Michael J. Sandel’s “What Isn’t For Sale?”
by Paul Lai
In the April 2012 issue of The Atlantic, political philosopher Michael J. Sandel published an essay “What Isn’t For Sale?” based on his book What Money Can’t Buy: The Moral Limits of Markets (FSG, 2012). The essay lays out some startling numbers about the range of things up for sale these days and discusses the dangers of privatizing the public good:
Why worry that we are moving toward a society in which everything is up for sale?
For two reasons. One is about inequality, the other about corruption. First, consider inequality. In a society where everything is for sale, life is harder for those of modest means. The more money can buy, the more affluence—or the lack of it—matters. If the only advantage of affluence were the ability to afford yachts, sports cars, and fancy vacations, inequalities of income and wealth would matter less than they do today. But as money comes to buy more and more, the distribution of income and wealth looms larger.

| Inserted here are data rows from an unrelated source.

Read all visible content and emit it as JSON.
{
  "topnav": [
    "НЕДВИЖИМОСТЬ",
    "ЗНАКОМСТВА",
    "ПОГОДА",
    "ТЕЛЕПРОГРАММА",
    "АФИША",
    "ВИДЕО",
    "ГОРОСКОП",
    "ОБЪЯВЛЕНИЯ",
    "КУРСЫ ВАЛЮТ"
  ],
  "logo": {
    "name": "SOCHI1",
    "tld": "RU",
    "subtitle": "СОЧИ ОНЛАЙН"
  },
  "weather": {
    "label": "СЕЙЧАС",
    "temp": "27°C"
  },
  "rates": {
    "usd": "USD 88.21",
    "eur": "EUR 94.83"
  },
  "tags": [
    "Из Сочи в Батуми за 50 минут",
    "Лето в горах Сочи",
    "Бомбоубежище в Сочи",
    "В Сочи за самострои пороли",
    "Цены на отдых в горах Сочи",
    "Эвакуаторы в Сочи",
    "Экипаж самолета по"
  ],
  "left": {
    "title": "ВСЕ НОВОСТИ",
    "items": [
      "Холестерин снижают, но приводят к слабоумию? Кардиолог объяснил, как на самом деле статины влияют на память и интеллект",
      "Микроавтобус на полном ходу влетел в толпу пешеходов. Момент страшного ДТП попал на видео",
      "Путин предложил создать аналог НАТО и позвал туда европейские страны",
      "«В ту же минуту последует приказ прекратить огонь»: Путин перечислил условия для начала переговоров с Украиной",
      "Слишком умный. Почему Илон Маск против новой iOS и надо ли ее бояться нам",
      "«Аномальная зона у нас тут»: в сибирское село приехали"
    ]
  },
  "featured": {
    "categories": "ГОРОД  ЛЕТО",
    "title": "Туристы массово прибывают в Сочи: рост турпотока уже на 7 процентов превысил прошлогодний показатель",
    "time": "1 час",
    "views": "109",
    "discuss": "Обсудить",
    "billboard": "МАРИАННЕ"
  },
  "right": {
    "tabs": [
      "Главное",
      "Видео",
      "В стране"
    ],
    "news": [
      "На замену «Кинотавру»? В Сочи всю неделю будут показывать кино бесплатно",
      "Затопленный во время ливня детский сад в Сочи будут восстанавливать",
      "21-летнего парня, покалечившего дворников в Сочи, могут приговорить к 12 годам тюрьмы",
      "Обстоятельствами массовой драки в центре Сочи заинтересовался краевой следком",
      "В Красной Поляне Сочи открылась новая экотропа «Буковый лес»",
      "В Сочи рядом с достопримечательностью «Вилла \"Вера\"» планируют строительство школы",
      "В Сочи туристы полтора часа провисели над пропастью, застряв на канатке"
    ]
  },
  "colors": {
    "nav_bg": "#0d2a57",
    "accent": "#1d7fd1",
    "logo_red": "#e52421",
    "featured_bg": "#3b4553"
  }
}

The second reason we should hesitate to put everything up for sale is more difficult to describe. It is not about inequality and fairness but about the corrosive tendency of markets. Putting a price on the good things in life can corrupt them. That’s because markets don’t only allocate goods; they express and promote certain attitudes toward the goods being exchanged. Paying kids to read books might get them to read more, but might also teach them to regard reading as a chore rather than a source of intrinsic satisfaction. Hiring foreign mercenaries to fight our wars might spare the lives of our citizens, but might also corrupt the meaning of citizenship.
I’m curious to read the book and am interested in how he defines “morals” in the context of the public good.